Quote all entries in full, exactly.

(Stored data)
<<<<

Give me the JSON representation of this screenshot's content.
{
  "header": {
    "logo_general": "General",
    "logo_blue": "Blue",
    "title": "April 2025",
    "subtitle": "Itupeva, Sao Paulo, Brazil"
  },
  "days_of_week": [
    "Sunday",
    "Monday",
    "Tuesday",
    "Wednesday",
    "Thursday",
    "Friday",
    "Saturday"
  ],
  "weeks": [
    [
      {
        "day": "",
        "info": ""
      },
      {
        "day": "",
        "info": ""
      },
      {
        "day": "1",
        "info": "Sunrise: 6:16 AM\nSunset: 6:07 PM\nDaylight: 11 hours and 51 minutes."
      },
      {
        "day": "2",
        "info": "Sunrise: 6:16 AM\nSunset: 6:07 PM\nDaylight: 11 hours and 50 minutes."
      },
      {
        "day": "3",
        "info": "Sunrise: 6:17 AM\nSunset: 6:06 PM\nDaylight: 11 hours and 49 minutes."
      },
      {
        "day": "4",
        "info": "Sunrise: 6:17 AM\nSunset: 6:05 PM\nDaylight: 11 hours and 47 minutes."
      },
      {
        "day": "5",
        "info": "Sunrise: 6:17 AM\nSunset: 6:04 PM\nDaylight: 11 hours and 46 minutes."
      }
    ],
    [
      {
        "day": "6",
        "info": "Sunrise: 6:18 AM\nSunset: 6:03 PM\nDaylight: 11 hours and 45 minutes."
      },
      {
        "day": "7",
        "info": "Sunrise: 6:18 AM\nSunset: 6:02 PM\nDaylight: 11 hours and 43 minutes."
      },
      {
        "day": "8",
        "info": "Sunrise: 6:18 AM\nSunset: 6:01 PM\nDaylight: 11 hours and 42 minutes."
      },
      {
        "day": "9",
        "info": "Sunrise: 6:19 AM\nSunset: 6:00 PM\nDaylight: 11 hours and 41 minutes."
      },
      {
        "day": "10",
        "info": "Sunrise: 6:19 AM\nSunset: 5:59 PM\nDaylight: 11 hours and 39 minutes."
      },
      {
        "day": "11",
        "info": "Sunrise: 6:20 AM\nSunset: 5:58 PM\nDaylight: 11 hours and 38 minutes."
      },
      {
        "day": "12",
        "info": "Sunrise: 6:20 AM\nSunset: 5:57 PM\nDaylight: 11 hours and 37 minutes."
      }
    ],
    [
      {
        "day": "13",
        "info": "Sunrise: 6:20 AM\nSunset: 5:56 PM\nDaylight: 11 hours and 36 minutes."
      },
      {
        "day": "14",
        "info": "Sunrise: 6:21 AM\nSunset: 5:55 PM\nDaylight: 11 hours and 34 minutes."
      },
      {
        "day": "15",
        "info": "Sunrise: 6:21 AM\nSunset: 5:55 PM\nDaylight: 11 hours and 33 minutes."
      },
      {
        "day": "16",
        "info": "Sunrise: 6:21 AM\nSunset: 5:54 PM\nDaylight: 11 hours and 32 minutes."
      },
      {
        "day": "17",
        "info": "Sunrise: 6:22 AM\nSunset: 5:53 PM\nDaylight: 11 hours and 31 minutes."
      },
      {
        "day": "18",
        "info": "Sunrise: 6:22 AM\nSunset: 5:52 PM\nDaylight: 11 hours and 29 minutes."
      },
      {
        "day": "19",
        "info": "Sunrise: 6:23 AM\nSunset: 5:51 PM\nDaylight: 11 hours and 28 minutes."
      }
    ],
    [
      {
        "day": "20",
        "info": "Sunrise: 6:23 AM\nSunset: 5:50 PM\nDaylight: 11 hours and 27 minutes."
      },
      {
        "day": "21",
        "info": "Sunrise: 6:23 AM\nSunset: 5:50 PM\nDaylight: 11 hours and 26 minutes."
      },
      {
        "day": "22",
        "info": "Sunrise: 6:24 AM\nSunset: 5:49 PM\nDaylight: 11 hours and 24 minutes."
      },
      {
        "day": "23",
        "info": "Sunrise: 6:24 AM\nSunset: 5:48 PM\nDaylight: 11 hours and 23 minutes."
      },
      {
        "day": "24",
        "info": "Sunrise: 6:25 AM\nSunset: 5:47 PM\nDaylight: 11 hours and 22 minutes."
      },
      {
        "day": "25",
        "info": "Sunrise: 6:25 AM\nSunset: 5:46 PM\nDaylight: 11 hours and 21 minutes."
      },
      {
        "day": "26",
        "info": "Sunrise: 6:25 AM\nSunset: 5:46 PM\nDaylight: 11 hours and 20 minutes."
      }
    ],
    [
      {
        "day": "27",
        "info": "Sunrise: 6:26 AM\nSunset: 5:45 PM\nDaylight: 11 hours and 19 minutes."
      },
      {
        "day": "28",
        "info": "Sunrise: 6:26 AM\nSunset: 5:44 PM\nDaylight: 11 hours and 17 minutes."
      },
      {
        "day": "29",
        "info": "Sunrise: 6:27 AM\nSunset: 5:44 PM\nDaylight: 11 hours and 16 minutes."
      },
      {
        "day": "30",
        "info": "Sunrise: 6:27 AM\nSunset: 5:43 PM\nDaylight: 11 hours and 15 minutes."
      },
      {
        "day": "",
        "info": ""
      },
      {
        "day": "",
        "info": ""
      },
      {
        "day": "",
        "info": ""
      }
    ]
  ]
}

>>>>

Answer area
Give me the JSON representation of this screenshot's content.
{
  "header": {
    "logo_general": "General",
    "logo_blue": "Blue",
    "title": "April 2025",
    "subtitle": "Itupeva, Sao Paulo, Brazil"
  },
  "days_of_week": [
    "Sunday",
    "Monday",
    "Tuesday",
    "Wednesday",
    "Thursday",
    "Friday",
    "Saturday"
  ],
  "weeks": [
    [
      {
        "day": "",
        "info": ""
      },
      {
        "day": "",
        "info": ""
      },
      {
        "day": "1",
        "info": "Sunrise: 6:16 AM\nSunset: 6:07 PM\nDaylight: 11 hours and 51 minutes."
      },
      {
        "day": "2",
        "info": "Sunrise: 6:16 AM\nSunset: 6:07 PM\nDaylight: 11 hours and 50 minutes."
      },
      {
        "day": "3",
        "info": "Sunrise: 6:17 AM\nSunset: 6:06 PM\nDaylight: 11 hours and 49 minutes."
      },
      {
        "day": "4",
        "info": "Sunrise: 6:17 AM\nSunset: 6:05 PM\nDaylight: 11 hours and 47 minutes."
      },
      {
        "day": "5",
        "info": "Sunrise: 6:17 AM\nSunset: 6:04 PM\nDaylight: 11 hours and 46 minutes."
      }
    ],
    [
      {
        "day": "6",
        "info": "Sunrise: 6:18 AM\nSunset: 6:03 PM\nDaylight: 11 hours and 45 minutes."
      },
      {
        "day": "7",
        "info": "Sunrise: 6:18 AM\nSunset: 6:02 PM\nDaylight: 11 hours and 43 minutes."
      },
      {
        "day": "8",
        "info": "Sunrise: 6:18 AM\nSunset: 6:01 PM\nDaylight: 11 hours and 42 minutes."
      },
      {
        "day": "9",
        "info": "Sunrise: 6:19 AM\nSunset: 6:00 PM\nDaylight: 11 hours and 41 minutes."
      },
      {
        "day": "10",
        "info": "Sunrise: 6:19 AM\nSunset: 5:59 PM\nDaylight: 11 hours and 39 minutes."
      },
      {
        "day": "11",
        "info": "Sunrise: 6:20 AM\nSunset: 5:58 PM\nDaylight: 11 hours and 38 minutes."
      },
      {
        "day": "12",
        "info": "Sunrise: 6:20 AM\nSunset: 5:57 PM\nDaylight: 11 hours and 37 minutes."
      }
    ],
    [
      {
        "day": "13",
        "info": "Sunrise: 6:20 AM\nSunset: 5:56 PM\nDaylight: 11 hours and 36 minutes."
      },
      {
        "day": "14",
        "info": "Sunrise: 6:21 AM\nSunset: 5:55 PM\nDaylight: 11 hours and 34 minutes."
      },
      {
        "day": "15",
        "info": "Sunrise: 6:21 AM\nSunset: 5:55 PM\nDaylight: 11 hours and 33 minutes."
      },
      {
        "day": "16",
        "info": "Sunrise: 6:21 AM\nSunset: 5:54 PM\nDaylight: 11 hours and 32 minutes."
      },
      {
        "day": "17",
        "info": "Sunrise: 6:22 AM\nSunset: 5:53 PM\nDaylight: 11 hours and 31 minutes."
      },
      {
        "day": "18",
        "info": "Sunrise: 6:22 AM\nSunset: 5:52 PM\nDaylight: 11 hours and 29 minutes."
      },
      {
        "day": "19",
        "info": "Sunrise: 6:23 AM\nSunset: 5:51 PM\nDaylight: 11 hours and 28 minutes."
      }
    ],
    [
      {
        "day": "20",
        "info": "Sunrise: 6:23 AM\nSunset: 5:50 PM\nDaylight: 11 hours and 27 minutes."
      },
      {
        "day": "21",
        "info": "Sunrise: 6:23 AM\nSunset: 5:50 PM\nDaylight: 11 hours and 26 minutes."
      },
      {
        "day": "22",
        "info": "Sunrise: 6:24 AM\nSunset: 5:49 PM\nDaylight: 11 hours and 24 minutes."
      },
      {
        "day": "23",
        "info": "Sunrise: 6:24 AM\nSunset: 5:48 PM\nDaylight: 11 hours and 23 minutes."
      },
      {
        "day": "24",
        "info": "Sunrise: 6:25 AM\nSunset: 5:47 PM\nDaylight: 11 hours and 22 minutes."
      },
      {
        "day": "25",
        "info": "Sunrise: 6:25 AM\nSunset: 5:46 PM\nDaylight: 11 hours and 21 minutes."
      },
      {
        "day": "26",
        "info": "Sunrise: 6:25 AM\nSunset: 5:46 PM\nDaylight: 11 hours and 20 minutes."
      }
    ],
    [
      {
        "day": "27",
        "info": "Sunrise: 6:26 AM\nSunset: 5:45 PM\nDaylight: 11 hours and 19 minutes."
      },
      {
        "day": "28",
        "info": "Sunrise: 6:26 AM\nSunset: 5:44 PM\nDaylight: 11 hours and 17 minutes."
      },
      {
        "day": "29",
        "info": "Sunrise: 6:27 AM\nSunset: 5:44 PM\nDaylight: 11 hours and 16 minutes."
      },
      {
        "day": "30",
        "info": "Sunrise: 6:27 AM\nSunset: 5:43 PM\nDaylight: 11 hours and 15 minutes."
      },
      {
        "day": "",
        "info": ""
      },
      {
        "day": "",
        "info": ""
      },
      {
        "day": "",
        "info": ""
      }
    ]
  ]
}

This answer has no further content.